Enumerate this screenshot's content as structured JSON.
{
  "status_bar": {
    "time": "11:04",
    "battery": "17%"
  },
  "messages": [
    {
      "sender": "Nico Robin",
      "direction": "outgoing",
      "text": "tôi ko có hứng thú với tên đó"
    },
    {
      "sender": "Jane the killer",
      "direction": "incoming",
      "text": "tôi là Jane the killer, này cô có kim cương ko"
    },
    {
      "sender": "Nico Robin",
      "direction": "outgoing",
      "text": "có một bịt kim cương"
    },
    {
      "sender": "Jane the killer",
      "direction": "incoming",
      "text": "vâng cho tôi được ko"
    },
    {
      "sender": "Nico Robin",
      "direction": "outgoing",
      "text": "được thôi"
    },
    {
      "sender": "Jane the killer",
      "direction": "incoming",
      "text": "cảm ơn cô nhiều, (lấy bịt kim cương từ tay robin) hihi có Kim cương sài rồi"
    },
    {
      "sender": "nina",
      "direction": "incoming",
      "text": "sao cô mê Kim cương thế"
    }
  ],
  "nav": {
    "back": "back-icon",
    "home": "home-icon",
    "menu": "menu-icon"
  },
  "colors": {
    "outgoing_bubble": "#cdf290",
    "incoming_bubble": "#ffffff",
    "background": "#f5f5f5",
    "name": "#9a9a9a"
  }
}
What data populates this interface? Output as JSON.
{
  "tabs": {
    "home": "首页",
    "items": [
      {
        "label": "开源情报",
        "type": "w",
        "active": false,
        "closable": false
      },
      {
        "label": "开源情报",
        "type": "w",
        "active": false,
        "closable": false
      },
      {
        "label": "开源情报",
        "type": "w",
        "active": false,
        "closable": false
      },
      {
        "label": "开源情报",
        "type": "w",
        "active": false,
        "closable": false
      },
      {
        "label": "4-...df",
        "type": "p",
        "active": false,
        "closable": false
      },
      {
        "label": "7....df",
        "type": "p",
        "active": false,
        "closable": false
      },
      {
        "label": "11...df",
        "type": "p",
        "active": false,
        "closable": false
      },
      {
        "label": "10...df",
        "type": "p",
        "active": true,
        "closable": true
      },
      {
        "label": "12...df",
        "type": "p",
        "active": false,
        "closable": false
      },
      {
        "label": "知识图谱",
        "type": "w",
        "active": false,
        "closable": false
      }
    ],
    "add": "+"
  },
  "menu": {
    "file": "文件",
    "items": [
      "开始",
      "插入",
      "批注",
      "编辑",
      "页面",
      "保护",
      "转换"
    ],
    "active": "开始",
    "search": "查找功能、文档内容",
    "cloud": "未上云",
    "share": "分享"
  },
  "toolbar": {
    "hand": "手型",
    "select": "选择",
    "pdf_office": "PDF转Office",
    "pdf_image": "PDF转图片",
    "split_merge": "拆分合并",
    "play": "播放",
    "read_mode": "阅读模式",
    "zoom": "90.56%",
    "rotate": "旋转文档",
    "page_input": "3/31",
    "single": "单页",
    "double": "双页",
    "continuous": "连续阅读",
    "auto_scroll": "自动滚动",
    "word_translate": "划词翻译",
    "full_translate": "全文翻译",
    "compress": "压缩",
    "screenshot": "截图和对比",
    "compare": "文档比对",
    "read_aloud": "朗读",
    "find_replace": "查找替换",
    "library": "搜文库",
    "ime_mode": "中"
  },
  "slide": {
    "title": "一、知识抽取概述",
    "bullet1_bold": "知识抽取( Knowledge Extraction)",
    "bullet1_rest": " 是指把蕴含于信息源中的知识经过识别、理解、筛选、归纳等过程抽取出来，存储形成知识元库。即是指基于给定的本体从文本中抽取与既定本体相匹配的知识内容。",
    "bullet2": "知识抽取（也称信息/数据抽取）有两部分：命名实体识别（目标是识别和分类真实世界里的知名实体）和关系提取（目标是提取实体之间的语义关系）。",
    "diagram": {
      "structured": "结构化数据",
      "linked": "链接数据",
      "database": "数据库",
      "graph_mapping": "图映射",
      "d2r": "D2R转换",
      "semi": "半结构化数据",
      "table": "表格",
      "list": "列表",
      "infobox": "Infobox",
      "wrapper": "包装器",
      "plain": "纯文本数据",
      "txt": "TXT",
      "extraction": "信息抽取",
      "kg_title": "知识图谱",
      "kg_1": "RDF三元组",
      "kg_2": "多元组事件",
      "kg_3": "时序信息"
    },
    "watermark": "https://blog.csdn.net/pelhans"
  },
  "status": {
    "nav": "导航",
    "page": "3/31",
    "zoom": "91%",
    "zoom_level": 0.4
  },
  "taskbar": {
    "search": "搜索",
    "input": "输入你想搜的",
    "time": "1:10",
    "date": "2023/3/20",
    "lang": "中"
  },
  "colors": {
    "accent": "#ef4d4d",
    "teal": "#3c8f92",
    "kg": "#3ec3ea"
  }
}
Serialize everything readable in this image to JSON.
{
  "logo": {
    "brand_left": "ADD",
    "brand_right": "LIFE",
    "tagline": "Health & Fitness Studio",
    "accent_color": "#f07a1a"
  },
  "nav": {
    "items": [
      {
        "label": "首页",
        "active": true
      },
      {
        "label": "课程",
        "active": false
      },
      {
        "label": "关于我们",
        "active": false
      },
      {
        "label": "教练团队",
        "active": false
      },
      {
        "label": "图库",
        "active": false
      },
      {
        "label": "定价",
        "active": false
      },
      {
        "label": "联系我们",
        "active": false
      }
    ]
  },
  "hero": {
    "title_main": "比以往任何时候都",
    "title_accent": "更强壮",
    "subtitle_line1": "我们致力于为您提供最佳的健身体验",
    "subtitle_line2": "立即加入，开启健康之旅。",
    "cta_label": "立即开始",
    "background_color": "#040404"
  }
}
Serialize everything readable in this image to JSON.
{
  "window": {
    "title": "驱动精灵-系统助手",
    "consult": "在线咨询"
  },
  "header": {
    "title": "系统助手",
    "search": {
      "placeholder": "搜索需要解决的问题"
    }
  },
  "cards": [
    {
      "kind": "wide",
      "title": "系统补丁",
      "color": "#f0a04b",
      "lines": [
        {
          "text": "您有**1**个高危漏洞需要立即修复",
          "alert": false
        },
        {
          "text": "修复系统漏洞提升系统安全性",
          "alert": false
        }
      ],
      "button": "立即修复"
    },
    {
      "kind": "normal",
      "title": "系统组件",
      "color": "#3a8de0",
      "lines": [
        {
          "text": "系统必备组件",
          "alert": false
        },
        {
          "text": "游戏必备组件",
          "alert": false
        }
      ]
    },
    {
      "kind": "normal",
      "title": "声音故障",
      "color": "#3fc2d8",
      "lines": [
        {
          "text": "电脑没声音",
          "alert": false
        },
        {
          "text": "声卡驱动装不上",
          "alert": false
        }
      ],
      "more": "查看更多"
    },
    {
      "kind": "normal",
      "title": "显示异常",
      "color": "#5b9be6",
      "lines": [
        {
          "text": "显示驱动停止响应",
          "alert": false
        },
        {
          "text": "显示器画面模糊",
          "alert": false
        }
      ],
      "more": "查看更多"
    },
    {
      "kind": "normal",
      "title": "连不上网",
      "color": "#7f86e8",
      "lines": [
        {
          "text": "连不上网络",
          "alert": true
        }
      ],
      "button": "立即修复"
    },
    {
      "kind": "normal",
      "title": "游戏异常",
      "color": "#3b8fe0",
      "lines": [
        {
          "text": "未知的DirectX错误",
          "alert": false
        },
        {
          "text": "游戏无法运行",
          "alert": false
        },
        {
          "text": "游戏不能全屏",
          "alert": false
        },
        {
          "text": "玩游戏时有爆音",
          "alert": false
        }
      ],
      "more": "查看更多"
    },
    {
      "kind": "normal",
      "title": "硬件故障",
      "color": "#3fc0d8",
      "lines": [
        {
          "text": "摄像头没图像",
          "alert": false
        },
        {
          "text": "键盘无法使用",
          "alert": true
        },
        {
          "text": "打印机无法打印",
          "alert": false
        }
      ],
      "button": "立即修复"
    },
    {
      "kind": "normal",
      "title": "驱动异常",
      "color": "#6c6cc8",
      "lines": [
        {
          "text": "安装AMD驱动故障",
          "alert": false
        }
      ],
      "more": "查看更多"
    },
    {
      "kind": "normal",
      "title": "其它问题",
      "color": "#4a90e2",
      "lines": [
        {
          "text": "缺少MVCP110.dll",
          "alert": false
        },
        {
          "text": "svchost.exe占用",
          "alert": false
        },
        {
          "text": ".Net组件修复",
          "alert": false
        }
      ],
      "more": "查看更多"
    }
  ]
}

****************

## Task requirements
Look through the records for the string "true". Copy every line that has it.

## Reply to the task
        "active": true,
        "closable": true
        "active": true
          "alert": true
          "alert": true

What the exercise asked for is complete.